START DATA FOR THE TASK
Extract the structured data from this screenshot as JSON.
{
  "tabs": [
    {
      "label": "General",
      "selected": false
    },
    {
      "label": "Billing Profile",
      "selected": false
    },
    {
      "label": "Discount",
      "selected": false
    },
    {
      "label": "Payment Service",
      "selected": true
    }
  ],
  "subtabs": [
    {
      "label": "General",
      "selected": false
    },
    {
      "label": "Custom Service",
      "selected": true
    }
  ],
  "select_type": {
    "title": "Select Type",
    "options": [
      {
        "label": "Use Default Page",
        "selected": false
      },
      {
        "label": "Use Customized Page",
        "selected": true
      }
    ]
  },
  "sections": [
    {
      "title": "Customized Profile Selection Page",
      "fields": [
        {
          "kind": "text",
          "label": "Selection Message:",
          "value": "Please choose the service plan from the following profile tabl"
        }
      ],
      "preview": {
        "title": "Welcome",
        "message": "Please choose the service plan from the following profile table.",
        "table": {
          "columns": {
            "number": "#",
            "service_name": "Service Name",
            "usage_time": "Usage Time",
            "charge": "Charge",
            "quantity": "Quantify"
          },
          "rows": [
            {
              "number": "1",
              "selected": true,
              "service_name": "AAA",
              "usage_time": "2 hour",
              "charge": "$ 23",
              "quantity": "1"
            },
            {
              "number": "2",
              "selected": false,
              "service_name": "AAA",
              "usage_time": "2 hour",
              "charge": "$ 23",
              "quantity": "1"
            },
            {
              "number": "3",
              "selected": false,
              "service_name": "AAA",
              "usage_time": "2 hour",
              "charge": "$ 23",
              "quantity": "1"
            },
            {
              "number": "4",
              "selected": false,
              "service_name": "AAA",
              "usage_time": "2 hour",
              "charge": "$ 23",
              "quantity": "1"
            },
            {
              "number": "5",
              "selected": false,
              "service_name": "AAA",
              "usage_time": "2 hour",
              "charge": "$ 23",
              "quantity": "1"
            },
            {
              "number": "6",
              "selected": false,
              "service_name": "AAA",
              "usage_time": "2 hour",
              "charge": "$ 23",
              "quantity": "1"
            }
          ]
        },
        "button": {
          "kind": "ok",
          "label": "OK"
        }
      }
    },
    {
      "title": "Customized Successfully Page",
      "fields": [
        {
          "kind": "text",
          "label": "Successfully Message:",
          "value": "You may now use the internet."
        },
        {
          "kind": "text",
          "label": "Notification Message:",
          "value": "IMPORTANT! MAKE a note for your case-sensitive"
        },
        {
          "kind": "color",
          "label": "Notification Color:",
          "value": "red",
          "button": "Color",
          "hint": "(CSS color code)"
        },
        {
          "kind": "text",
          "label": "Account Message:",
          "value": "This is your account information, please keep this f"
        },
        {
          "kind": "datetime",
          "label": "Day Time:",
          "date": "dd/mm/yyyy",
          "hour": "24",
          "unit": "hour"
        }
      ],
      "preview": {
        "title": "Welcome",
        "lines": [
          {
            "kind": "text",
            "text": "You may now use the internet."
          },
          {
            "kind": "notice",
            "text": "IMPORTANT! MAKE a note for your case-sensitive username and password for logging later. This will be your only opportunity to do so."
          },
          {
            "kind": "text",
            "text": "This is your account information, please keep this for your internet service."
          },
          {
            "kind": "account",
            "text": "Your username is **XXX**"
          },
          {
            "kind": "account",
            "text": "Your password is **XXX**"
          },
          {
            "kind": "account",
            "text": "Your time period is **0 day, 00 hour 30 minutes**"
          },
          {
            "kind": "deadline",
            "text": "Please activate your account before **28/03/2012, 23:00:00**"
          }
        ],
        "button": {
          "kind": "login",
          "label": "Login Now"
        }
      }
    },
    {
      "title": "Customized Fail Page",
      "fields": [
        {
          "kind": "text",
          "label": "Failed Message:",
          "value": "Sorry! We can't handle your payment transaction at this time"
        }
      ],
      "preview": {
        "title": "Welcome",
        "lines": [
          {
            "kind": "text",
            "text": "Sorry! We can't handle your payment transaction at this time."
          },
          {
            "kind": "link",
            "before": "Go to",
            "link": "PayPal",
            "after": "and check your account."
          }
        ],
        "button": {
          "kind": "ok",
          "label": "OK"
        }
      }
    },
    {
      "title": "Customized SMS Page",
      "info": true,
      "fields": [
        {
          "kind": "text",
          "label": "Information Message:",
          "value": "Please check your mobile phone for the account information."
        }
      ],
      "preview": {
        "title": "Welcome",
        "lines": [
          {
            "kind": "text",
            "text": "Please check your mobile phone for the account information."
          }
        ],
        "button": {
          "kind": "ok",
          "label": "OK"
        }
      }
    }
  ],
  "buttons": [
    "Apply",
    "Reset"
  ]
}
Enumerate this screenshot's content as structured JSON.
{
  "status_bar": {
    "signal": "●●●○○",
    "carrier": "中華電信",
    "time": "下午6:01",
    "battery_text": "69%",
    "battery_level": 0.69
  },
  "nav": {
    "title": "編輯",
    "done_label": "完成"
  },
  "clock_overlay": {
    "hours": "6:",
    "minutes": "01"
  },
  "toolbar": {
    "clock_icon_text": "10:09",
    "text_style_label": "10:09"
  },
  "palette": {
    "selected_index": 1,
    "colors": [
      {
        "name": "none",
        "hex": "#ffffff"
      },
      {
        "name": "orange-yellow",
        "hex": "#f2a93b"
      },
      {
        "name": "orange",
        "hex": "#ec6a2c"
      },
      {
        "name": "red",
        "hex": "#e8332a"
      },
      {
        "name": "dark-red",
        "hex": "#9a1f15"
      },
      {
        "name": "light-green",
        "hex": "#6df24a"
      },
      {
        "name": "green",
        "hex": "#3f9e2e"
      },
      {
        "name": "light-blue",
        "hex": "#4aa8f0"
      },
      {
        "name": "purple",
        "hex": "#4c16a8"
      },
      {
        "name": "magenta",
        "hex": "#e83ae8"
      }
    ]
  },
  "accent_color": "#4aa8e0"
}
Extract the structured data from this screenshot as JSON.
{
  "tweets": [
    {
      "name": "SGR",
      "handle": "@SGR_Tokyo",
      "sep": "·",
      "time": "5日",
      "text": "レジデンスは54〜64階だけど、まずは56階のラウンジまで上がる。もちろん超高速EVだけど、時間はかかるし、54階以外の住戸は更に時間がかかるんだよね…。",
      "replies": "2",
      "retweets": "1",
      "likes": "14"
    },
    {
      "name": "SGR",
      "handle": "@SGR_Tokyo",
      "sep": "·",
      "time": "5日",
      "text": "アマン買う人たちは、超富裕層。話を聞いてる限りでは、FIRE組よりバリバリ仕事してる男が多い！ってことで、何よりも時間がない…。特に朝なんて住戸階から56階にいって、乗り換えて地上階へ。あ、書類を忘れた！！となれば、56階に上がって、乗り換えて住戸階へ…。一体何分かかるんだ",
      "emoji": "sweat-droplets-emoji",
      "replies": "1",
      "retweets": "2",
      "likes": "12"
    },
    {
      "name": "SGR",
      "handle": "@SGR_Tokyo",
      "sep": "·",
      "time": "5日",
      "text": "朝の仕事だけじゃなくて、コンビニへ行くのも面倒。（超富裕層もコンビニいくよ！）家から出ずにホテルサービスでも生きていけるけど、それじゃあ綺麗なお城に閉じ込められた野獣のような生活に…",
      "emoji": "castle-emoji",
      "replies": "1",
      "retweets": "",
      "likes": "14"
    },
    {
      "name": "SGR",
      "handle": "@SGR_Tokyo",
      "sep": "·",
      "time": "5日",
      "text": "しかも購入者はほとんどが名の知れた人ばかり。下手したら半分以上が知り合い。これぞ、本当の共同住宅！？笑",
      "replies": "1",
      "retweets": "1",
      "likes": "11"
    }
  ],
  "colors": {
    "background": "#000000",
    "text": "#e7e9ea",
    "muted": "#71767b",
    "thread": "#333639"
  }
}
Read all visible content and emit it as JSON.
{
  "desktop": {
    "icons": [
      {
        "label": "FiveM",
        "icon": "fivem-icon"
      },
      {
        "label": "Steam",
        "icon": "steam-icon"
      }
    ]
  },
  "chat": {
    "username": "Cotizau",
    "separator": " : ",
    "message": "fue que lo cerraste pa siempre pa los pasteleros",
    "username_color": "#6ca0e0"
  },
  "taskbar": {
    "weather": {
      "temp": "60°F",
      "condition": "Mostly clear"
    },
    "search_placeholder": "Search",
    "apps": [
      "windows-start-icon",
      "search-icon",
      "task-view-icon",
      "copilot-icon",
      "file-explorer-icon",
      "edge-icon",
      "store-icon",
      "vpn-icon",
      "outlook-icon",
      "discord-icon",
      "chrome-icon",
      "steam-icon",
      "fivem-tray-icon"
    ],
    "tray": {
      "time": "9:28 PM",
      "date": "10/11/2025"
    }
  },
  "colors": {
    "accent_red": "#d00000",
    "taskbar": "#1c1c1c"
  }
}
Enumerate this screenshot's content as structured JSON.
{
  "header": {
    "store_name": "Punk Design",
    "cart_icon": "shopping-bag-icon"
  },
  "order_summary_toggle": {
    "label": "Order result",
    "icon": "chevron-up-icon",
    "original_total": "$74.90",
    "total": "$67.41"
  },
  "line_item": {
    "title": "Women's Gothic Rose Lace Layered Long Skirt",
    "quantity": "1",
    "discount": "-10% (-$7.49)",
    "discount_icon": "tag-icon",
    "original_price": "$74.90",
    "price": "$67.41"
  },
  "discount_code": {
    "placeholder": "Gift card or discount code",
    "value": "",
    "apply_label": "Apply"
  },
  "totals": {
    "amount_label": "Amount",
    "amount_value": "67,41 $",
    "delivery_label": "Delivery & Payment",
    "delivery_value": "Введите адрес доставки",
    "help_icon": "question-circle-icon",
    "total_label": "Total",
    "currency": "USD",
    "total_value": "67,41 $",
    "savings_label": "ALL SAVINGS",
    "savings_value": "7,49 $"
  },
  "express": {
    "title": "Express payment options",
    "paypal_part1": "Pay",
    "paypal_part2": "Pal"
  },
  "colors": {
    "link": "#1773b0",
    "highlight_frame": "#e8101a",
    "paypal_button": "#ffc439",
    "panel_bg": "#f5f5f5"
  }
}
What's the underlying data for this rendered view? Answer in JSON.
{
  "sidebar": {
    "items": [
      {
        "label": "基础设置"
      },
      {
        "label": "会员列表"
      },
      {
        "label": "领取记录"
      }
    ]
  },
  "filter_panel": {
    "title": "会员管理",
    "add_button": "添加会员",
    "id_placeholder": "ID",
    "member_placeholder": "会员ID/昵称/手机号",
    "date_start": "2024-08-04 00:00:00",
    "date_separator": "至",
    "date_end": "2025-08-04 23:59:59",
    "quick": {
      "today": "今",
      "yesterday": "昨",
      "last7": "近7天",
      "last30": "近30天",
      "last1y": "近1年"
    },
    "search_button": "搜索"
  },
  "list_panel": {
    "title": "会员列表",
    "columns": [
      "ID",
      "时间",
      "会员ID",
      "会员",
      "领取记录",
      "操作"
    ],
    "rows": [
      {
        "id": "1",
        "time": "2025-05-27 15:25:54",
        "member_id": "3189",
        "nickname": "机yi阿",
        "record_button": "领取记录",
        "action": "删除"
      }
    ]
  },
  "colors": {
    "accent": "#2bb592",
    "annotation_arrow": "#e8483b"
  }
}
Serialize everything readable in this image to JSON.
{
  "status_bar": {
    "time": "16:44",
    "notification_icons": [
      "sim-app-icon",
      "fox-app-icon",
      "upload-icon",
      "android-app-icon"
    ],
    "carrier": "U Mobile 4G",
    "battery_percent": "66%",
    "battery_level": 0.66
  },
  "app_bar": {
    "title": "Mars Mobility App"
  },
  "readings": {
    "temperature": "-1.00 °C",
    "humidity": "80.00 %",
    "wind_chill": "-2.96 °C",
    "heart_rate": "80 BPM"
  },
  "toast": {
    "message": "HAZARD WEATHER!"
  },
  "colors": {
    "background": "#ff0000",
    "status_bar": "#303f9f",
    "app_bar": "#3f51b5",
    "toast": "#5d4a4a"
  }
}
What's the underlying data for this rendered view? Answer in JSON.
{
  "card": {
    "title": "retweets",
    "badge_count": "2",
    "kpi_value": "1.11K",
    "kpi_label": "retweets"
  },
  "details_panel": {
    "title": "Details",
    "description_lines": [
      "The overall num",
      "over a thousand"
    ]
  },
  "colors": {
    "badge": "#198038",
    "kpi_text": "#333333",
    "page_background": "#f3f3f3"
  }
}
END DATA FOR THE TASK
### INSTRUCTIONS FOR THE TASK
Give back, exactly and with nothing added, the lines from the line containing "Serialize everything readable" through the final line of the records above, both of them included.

### WRITTEN ANSWER
Serialize everything readable in this image to JSON.
{
  "status_bar": {
    "time": "16:44",
    "notification_icons": [
      "sim-app-icon",
      "fox-app-icon",
      "upload-icon",
      "android-app-icon"
    ],
    "carrier": "U Mobile 4G",
    "battery_percent": "66%",
    "battery_level": 0.66
  },
  "app_bar": {
    "title": "Mars Mobility App"
  },
  "readings": {
    "temperature": "-1.00 °C",
    "humidity": "80.00 %",
    "wind_chill": "-2.96 °C",
    "heart_rate": "80 BPM"
  },
  "toast": {
    "message": "HAZARD WEATHER!"
  },
  "colors": {
    "background": "#ff0000",
    "status_bar": "#303f9f",
    "app_bar": "#3f51b5",
    "toast": "#5d4a4a"
  }
}
What's the underlying data for this rendered view? Answer in JSON.
{
  "card": {
    "title": "retweets",
    "badge_count": "2",
    "kpi_value": "1.11K",
    "kpi_label": "retweets"
  },
  "details_panel": {
    "title": "Details",
    "description_lines": [
      "The overall num",
      "over a thousand"
    ]
  },
  "colors": {
    "badge": "#198038",
    "kpi_text": "#333333",
    "page_background": "#f3f3f3"
  }
}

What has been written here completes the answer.